Hopefully the STC’s contribution, detailed in Gary Lester’s  The Essential Club, will never be dimmed. Yes, the introduction of the Golden Slipper possibly tops the bill, changing the face of  Australian racing, and a plethora of other great races after groundbreakers like barrier stalls and photo finish cameras.

Perhaps the computerised tote, which was rocket science at the time, was a dual STC-AJC venture, but it was  introduced at Canterbury on June 15, 1977, and took punters into a new age of betting.

The AJC was also shy of admitting women as full members but not the STC, which pushed for them in 1977 and gave 26 full privileges in 1978.

Murphy maintains that Jim Fleming, the food store magnate who took his “Fabulous Flemings”  enthusiasm into the club as STC chairman, was the most dynamic administrator.

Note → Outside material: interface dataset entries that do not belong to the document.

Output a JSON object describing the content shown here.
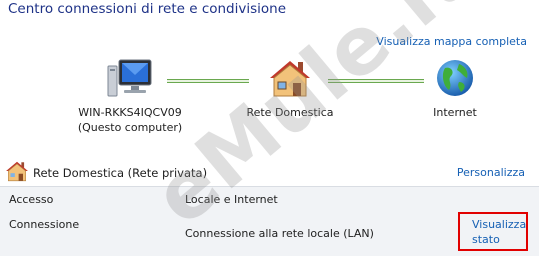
{
  "header": {
    "title": "Centro connessioni di rete e condivisione"
  },
  "map_link": "Visualizza mappa completa",
  "network_map": {
    "computer": {
      "name": "WIN-RKKS4IQCV09",
      "subtitle": "(Questo computer)",
      "icon": "computer-icon"
    },
    "home": {
      "name": "Rete Domestica",
      "icon": "house-icon"
    },
    "internet": {
      "name": "Internet",
      "icon": "globe-icon"
    }
  },
  "network": {
    "title": "Rete Domestica (Rete privata)",
    "customize_link": "Personalizza",
    "access_label": "Accesso",
    "access_value": "Locale e Internet",
    "connection_label": "Connessione",
    "connection_value": "Connessione alla rete locale (LAN)",
    "status_link_line1": "Visualizza",
    "status_link_line2": "stato"
  },
  "watermark": "eMule.it",
  "colors": {
    "title": "#1e3287",
    "link": "#1660b4",
    "highlight_box": "#e10000",
    "details_bg": "#f1f3f6"
  }
}
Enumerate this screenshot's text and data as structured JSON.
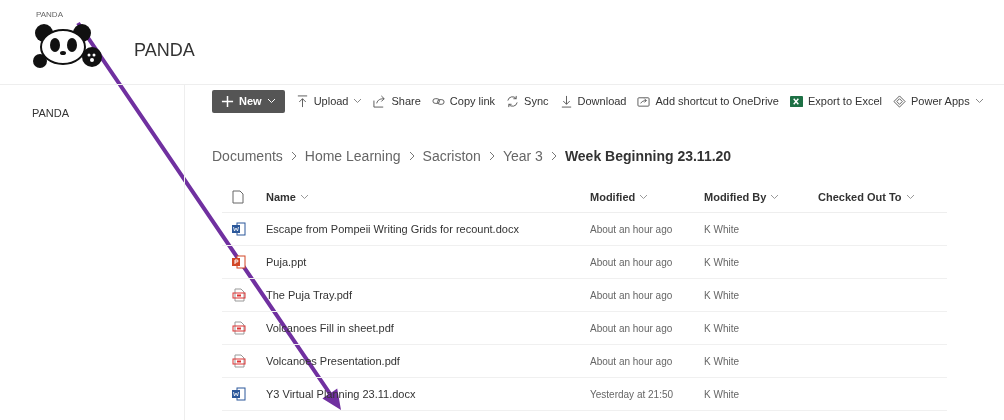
{
  "site": {
    "small_label": "PANDA",
    "title": "PANDA"
  },
  "sidebar": {
    "items": [
      {
        "label": "PANDA"
      }
    ]
  },
  "toolbar": [
    {
      "kind": "new",
      "label": "New"
    },
    {
      "kind": "upload",
      "label": "Upload"
    },
    {
      "kind": "share",
      "label": "Share"
    },
    {
      "kind": "link",
      "label": "Copy link"
    },
    {
      "kind": "sync",
      "label": "Sync"
    },
    {
      "kind": "download",
      "label": "Download"
    },
    {
      "kind": "shortcut",
      "label": "Add shortcut to OneDrive"
    },
    {
      "kind": "excel",
      "label": "Export to Excel"
    },
    {
      "kind": "powerapps",
      "label": "Power Apps"
    }
  ],
  "breadcrumb": [
    "Documents",
    "Home Learning",
    "Sacriston",
    "Year 3",
    "Week Beginning 23.11.20"
  ],
  "table": {
    "columns": [
      "Name",
      "Modified",
      "Modified By",
      "Checked Out To"
    ],
    "rows": [
      {
        "kind": "word",
        "name": "Escape from Pompeii Writing Grids for recount.docx",
        "modified": "About an hour ago",
        "modified_by": "K White"
      },
      {
        "kind": "powerpoint",
        "name": "Puja.ppt",
        "modified": "About an hour ago",
        "modified_by": "K White"
      },
      {
        "kind": "pdf",
        "name": "The Puja Tray.pdf",
        "modified": "About an hour ago",
        "modified_by": "K White"
      },
      {
        "kind": "pdf",
        "name": "Volcanoes Fill in sheet.pdf",
        "modified": "About an hour ago",
        "modified_by": "K White"
      },
      {
        "kind": "pdf",
        "name": "Volcanoes Presentation.pdf",
        "modified": "About an hour ago",
        "modified_by": "K White"
      },
      {
        "kind": "word",
        "name": "Y3 Virtual Planning 23.11.docx",
        "modified": "Yesterday at 21:50",
        "modified_by": "K White"
      }
    ]
  }
}
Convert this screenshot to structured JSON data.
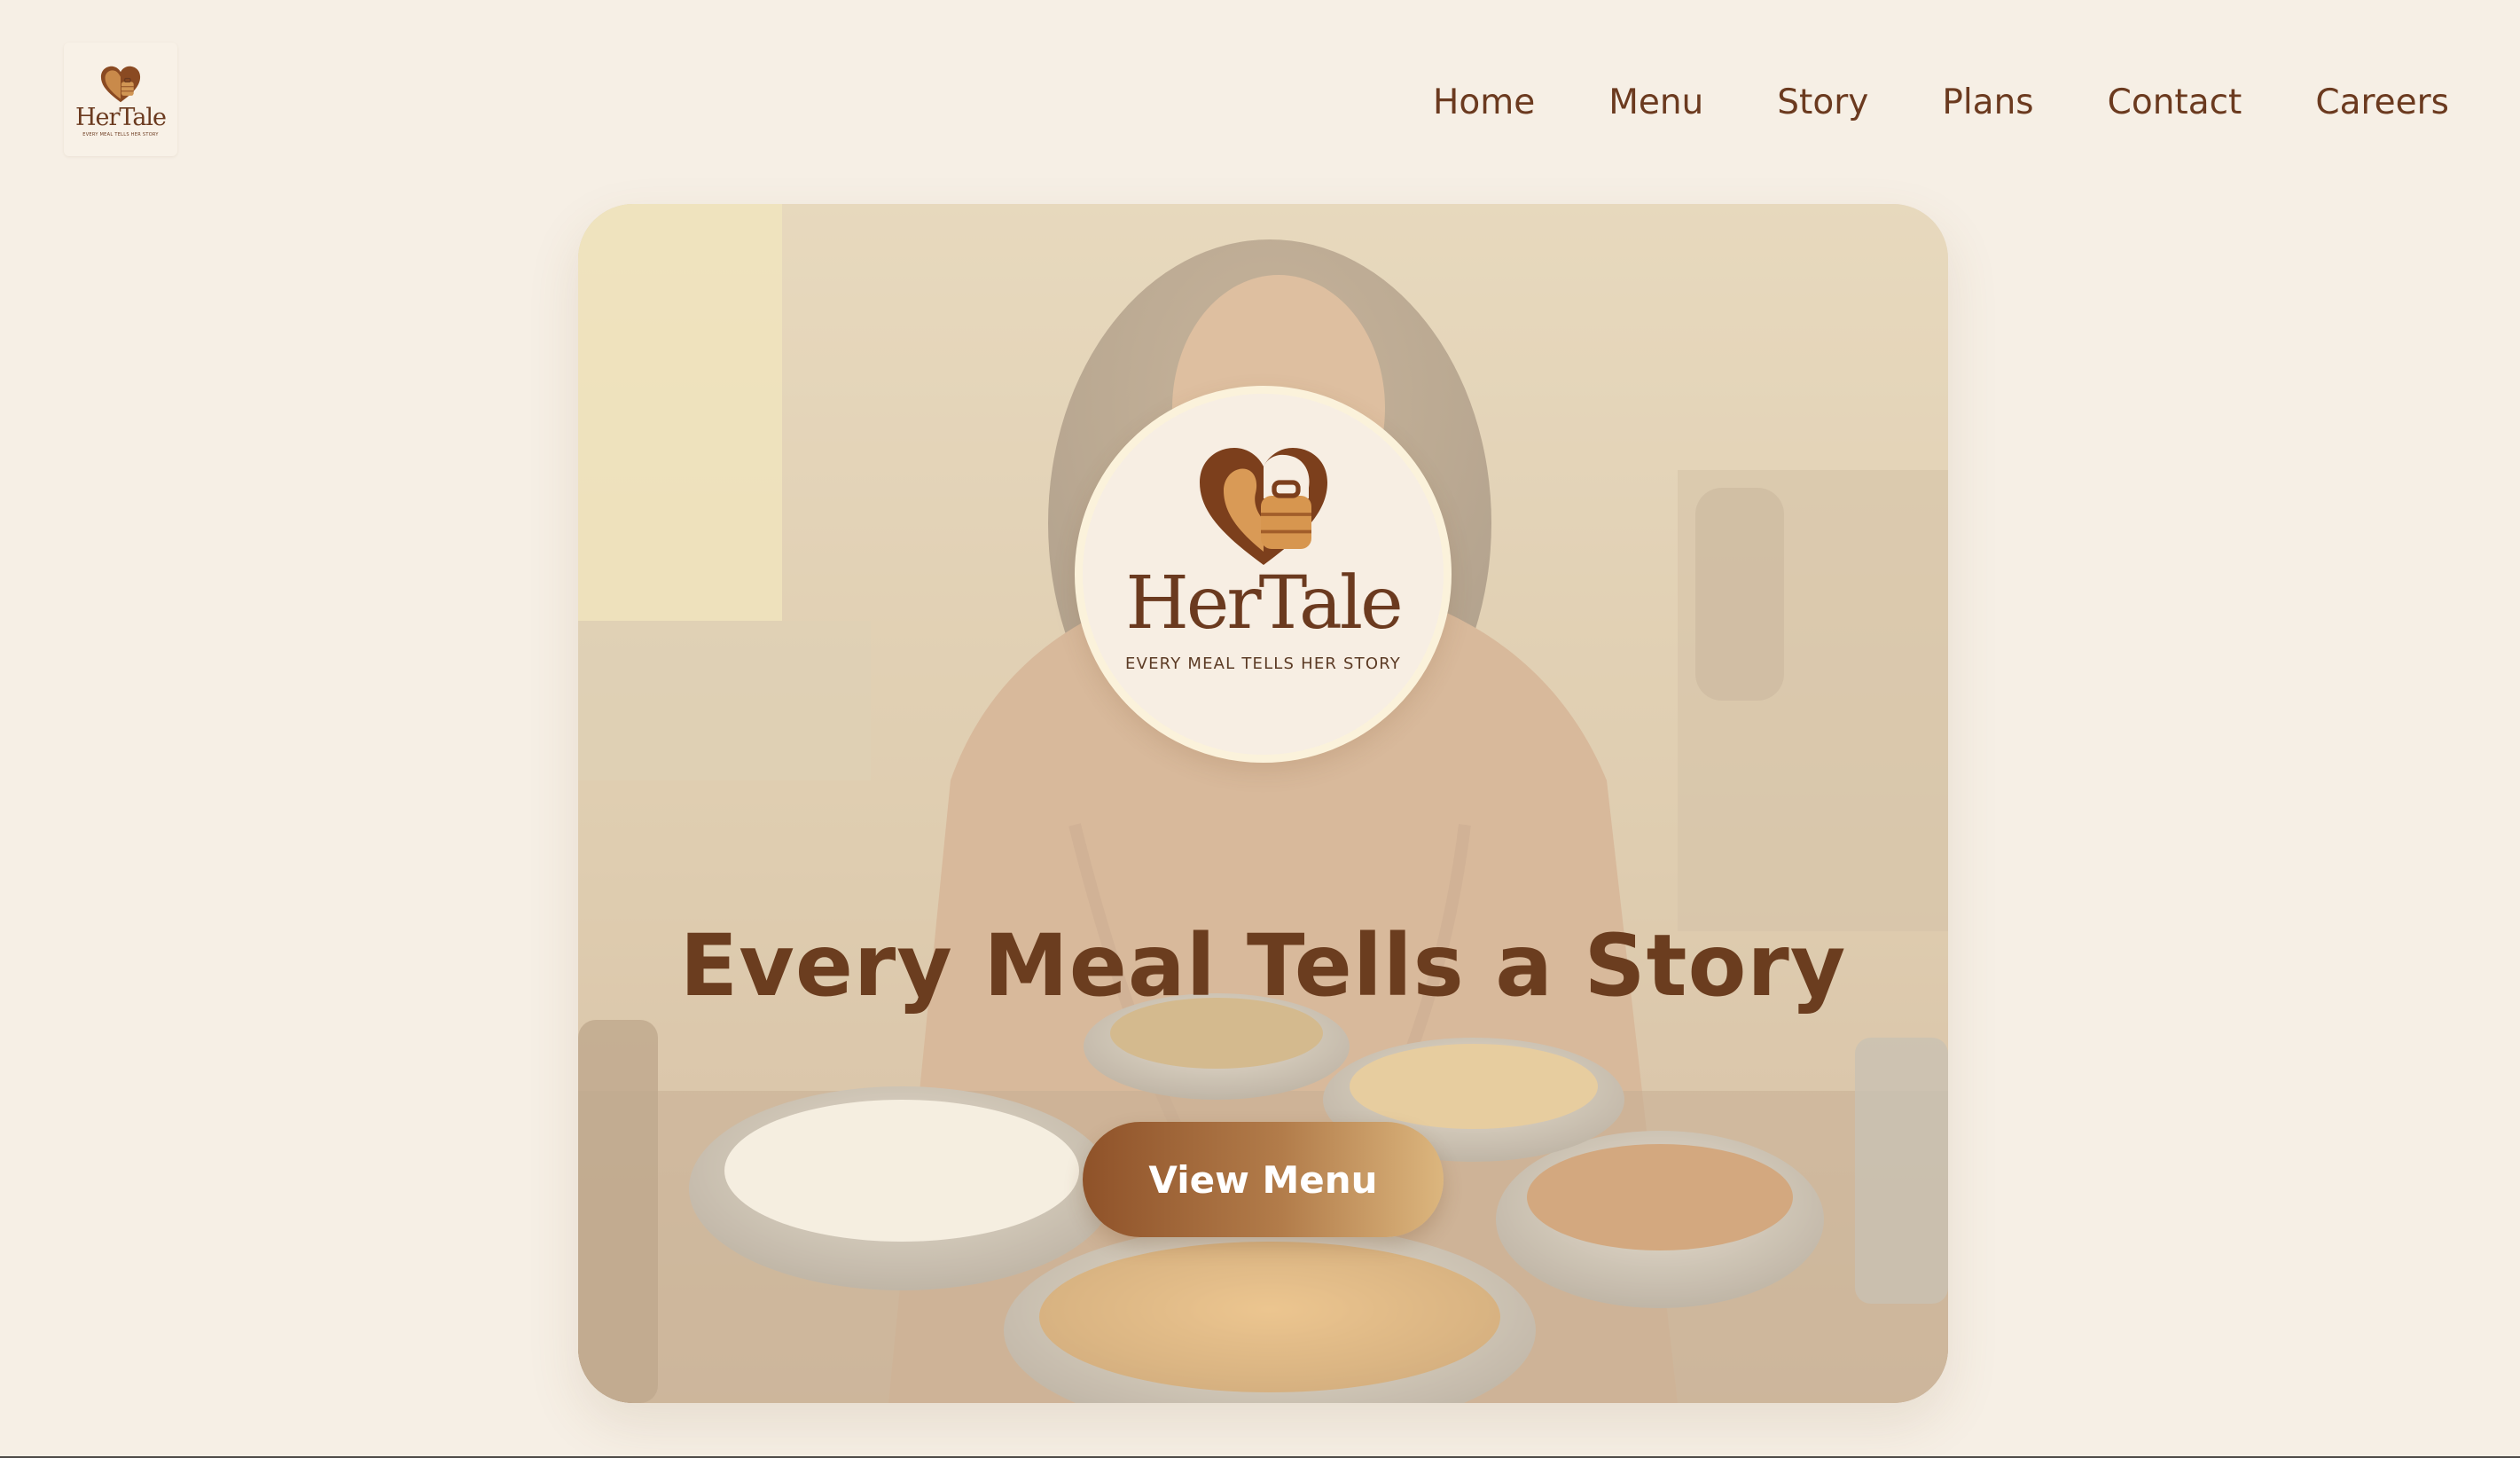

“He just wanted new ideas and made you carry a notebook to monitor where they were going,” Murphy recalled. “He didn’t mind if they didn’t prove successful but wanted them fully explored.”

Fleming challenged the Melbourne Cup prizemoney with the Golden Slipper, just an earlier example  of the Sydney-Melbourne rivalry which took a new turn this week when a $400,000  prize for jockeys – the Star of the Saddle – was announced to keep them in Melbourne for the spring after an aged SMH hack recently suggested V’landys put a World Jockeys Championship on to get the best and  keep them in Sydney over the same period.

Obviously, Fleming was more V’landys than AJC. Beancounters grimaced at Fleming’s venture into a  hurdle racing day at Rosehill that didn’t take off, like his introduction of an international event  to the Sydney autumn scene.

“Jim was before his time getting European horses here," Murphy reckons. “We just didn’t have  the facilities to handle them.”

However, the Tancred carried internationals in 1988 and 1989 on Golden Slipper day but ceased as  board members figured the promotion was too costly given the club paid the exes of the visitors.

With Sandown in Melbourne in danger of the auctioneers hammer, Murphy favours keeping Canterbury as a racecourse.

“Racing surfaces are now good and more consistent because we have five tracks operating,” he  stressed.

“Even Warwick Farm, which is in need of a rebuild, is playing better at present, and our major circuits,  Randwick and Rosehill, have been racing well despite recent heavy conditions.

“We will always get factors that will contribute to track bias, but modern methods mean that buckets of soil once used to replace divots are no longer required.”

Fortunately, Murphy won’t be lost to the industry. He is moving  to Gerringong and will become a director at the Illawarra Turf Club, which is putting in new tracks.

Recently, former big-spending STC directors, headed by colleague John Holloway, took Murphy to a  farewell lunch, washed down with Grange Hermitage – vintage 1977, a very good year.